▸ **Task**:
Each line of the data below that contains "Estimated" must be copied.
Records to process Start Marker
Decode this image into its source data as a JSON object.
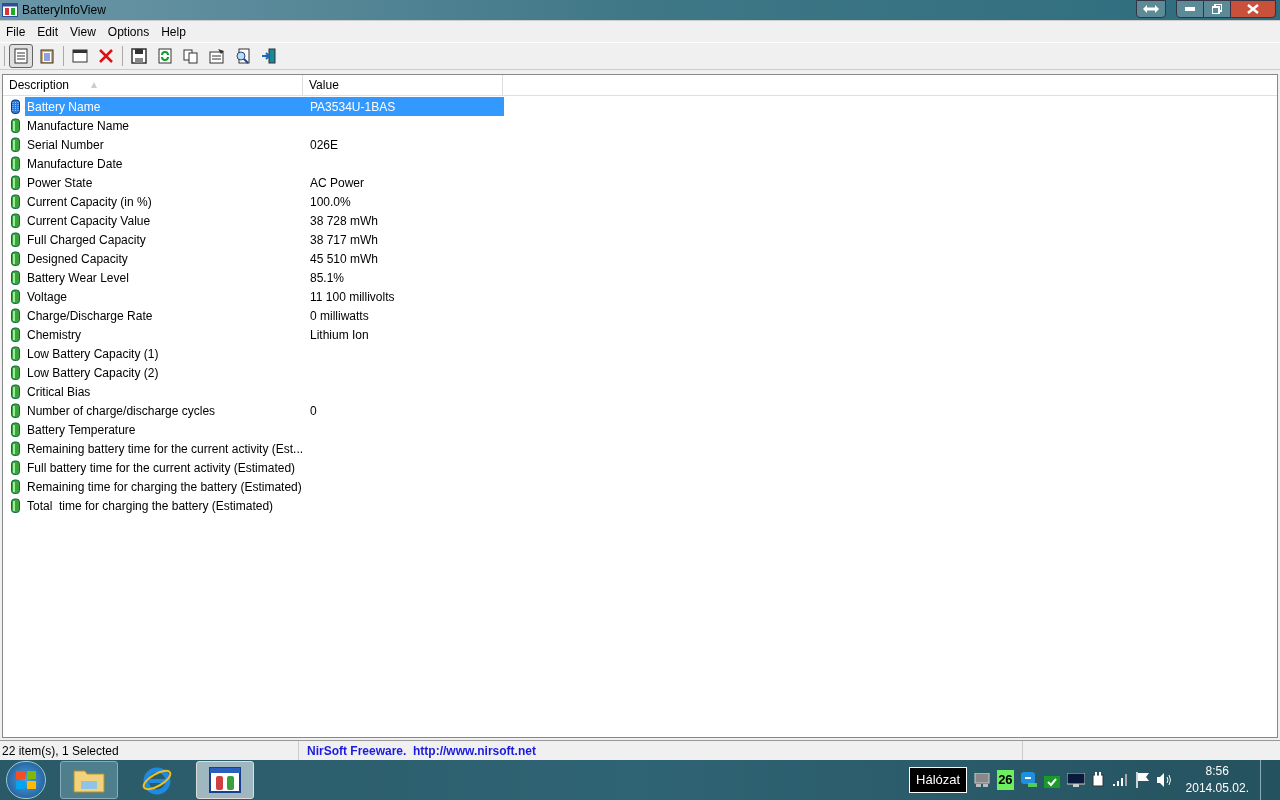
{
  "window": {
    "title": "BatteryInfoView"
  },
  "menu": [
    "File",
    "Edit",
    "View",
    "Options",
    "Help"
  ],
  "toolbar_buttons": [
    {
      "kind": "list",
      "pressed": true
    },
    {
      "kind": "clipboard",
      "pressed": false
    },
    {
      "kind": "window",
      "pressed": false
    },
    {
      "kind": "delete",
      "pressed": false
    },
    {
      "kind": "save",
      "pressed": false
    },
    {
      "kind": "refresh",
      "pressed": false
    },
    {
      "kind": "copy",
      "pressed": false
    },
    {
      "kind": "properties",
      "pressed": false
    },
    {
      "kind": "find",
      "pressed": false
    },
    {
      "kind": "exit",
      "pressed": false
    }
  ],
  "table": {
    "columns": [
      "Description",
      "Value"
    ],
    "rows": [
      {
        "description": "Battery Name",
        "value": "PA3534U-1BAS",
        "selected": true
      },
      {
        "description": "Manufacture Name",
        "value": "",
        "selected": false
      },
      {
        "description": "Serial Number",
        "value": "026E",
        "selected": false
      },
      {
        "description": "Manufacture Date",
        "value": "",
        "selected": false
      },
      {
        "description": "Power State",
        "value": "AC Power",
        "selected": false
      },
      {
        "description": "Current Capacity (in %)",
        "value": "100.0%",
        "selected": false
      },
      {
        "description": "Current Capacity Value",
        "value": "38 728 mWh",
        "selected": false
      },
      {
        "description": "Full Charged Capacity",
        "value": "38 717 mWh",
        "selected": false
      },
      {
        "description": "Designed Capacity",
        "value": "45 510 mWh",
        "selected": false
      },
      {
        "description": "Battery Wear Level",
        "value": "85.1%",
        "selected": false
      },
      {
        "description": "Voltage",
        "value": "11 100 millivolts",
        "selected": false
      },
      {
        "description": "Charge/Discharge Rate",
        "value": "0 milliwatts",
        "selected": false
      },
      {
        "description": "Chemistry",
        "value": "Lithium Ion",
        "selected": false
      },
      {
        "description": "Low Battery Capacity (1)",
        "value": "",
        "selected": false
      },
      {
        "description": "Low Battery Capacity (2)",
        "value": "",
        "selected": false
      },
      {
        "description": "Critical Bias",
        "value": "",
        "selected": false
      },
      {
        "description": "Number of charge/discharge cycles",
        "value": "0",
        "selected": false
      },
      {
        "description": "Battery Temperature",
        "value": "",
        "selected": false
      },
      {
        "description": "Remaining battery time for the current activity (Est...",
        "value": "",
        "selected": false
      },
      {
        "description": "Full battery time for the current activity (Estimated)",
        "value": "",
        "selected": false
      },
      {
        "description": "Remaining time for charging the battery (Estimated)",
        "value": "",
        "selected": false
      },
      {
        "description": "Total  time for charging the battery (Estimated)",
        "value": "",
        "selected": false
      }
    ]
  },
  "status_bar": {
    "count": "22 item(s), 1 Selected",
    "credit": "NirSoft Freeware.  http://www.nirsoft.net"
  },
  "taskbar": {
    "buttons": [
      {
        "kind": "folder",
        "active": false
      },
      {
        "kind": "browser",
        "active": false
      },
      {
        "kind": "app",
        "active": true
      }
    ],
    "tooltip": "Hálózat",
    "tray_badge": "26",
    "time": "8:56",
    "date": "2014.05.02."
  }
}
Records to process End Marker
▸ **Result for this task**:
        "description": "Full battery time for the current activity (Estimated)",
        "description": "Remaining time for charging the battery (Estimated)",
        "description": "Total  time for charging the battery (Estimated)",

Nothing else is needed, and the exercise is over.